Today the total number of Java developers globally is over 7 mln (based on different estimates
, there are 6.8-8 mln Java coders in the world), which is quite a large number. And the reason many people, especially Java beginners, can’t help but wondering: is the industry overcrowded with Java coders already? And if not, how many professional Java developers on the market will be ‘too many’? These are the questions we will try to answer today.
Are there too many Java developers in the software industry?
Of course, it’s all about perception and depends on what you consider to be ‘too many.’ This question, when asked by those who are working in this field already or intending to start their coding careers in the near future should be rephrased as ‘Should I switch from being/learning to become a Java developer to something else?’
A short answer to that will be no, being a Java developer is still a thing. And here are a few reasons why, and some opinions on the matter from experienced software engineers.
More Java coders = more Java Developer jobs
The fact that there are over 7 mln Java programmers in the world is more of a positive thing for all of those who are looking to code in this language professionally. A huge base of available developers is one of the reasons businesses are going with Java when choosing a technology for their needs. This, along with other important factors of Java’s huge global popularity such as JVM and OOP support, of course.
Richard Kenneth Eng, an experienced software developer, answering a Java-related question on Quora.
There is a shortage of good Java developers
Here’s the reality: the software industry still has a SHORTAGE of well-qualified and properly trained Java developers. The fact that Java has been so popular and common for companies in various market niches and industries for a number of years made it mainstream and gave birth to hundreds of thousands of Java coders who are... How shall we put this? Not very good. There are hundreds of thousands of Java programmers out there who are poorly trained (like most of those poor bastards who were learning Java with online courses other than CodeGym, for example), have no genuine interest in Java or coding in general (those who decided to get into coding for money only), or simply learnt Java as an additional language/skill and not looking for a career in Java development.

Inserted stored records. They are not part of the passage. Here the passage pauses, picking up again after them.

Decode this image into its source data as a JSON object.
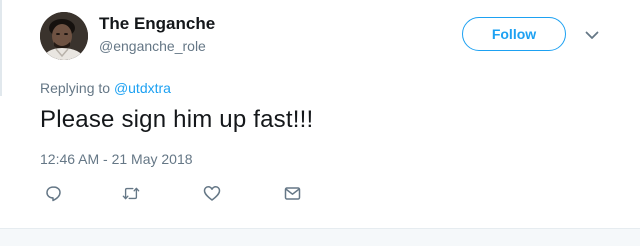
{
  "tweet": {
    "display_name": "The Enganche",
    "handle": "@enganche_role",
    "follow_label": "Follow",
    "replying_prefix": "Replying to",
    "replying_to": "@utdxtra",
    "text": "Please sign him up fast!!!",
    "timestamp": "12:46 AM - 21 May 2018"
  },
  "icons": {
    "more": "chevron-down-icon",
    "reply": "reply-icon",
    "retweet": "retweet-icon",
    "like": "heart-icon",
    "message": "envelope-icon"
  },
  "colors": {
    "accent": "#1da1f2",
    "text": "#14171a",
    "secondary": "#657786",
    "icon": "#657786",
    "border": "#e6ecf0"
  }
}
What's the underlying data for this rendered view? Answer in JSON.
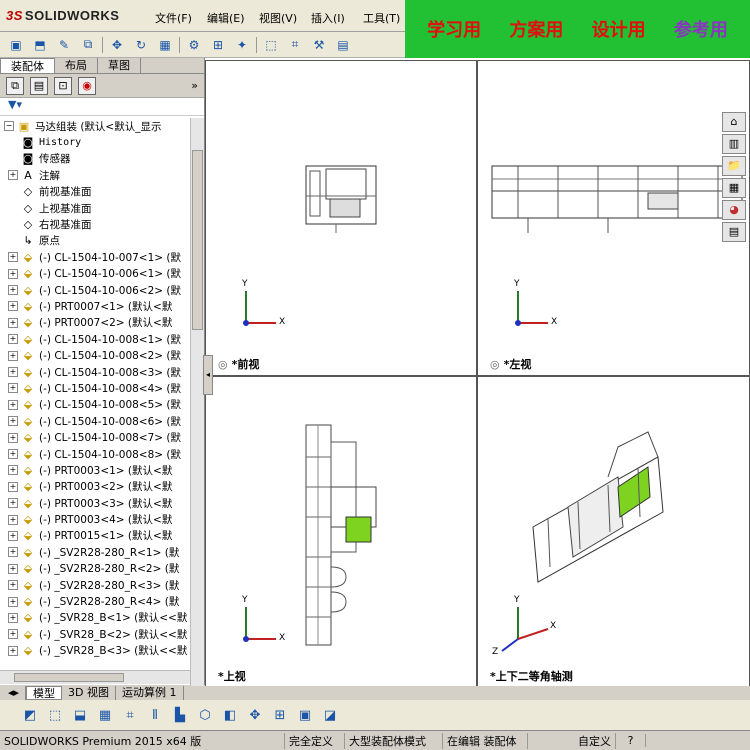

Here’s what Matthew Gaiser, another software engineer with decades of professional experience, has to say
on this matter: “The industry is overcrowded with less than passionate Java developers. For a long time, Java was considered the practical language that you learned to get a job. That meant a lot of people learned it just for the sake of gaining employment. Because software does not generally require formal qualifications, lots of people saw (and continue to see) it as a path to easy money for little investment. So the industry is overcrowded with a lot of people looking for an easy high-paying job. Most of those people choose Java as they see it as an industry language.”
The demand for Java development keeps growing
Being one of the most versatile programming languages in the world, Java these days is used almost everywhere in terms of platforms, technologies and economy sectors. That’s why the need for qualified and experienced Java developers around the world keeps increasing despite the fact there are so many Java coders out there already. Another important factor is location: if well-known business and technology centers like Silicon Valley in the U.S. or major cities in Western Europe normally have lots of available Java programmers, companies in smaller and less developed countries tend to seriously suffer from the shortage of skilled Java devs.
his view on this problem.
Java is probably the best language to start your coding career
Another reason why there are so many Java developers in the world already is the fact that Java is probably the best programming language to learn to start a new career in software development. It is (relatively) easy to master, universally acclaimed, and in high demand. And the fact that Java is popular for so long (the language is more than 25 years old now) and will be widely used for a couple more decades at least makes it probably the best choice for the start if you want to become a professional software developer.
A major advantage of having so many Java coders out there is the fact that such a huge community makes it easier for new and inexperienced coders to learn. Java has one of the biggest knowledge bases among programming languages, with lots of fully detailed software development cases, tutorials, guides, recommendations, and simply experienced software engineers who would be willing to help. All this information normally is available online to everyone, which makes Java Junior developer’s job so much easier.
“Java is by far your best bet,” said
Jeff Ronne, another coding veteran from California. “Most computer programming languages come and go faster than fashion trends. This is for good reason as most computer programming languages do not have unique economic compelling value. The economic barrier to entry between these languages is minimal hence the language turnover is random, capricious and unpredictable. Although Java is relatively old, it has no viable technology competition as there are thousands of companies and workers deeply invested in Java coding efforts. Until there is a vastly superior replacement for Java this situation will persist,” he added.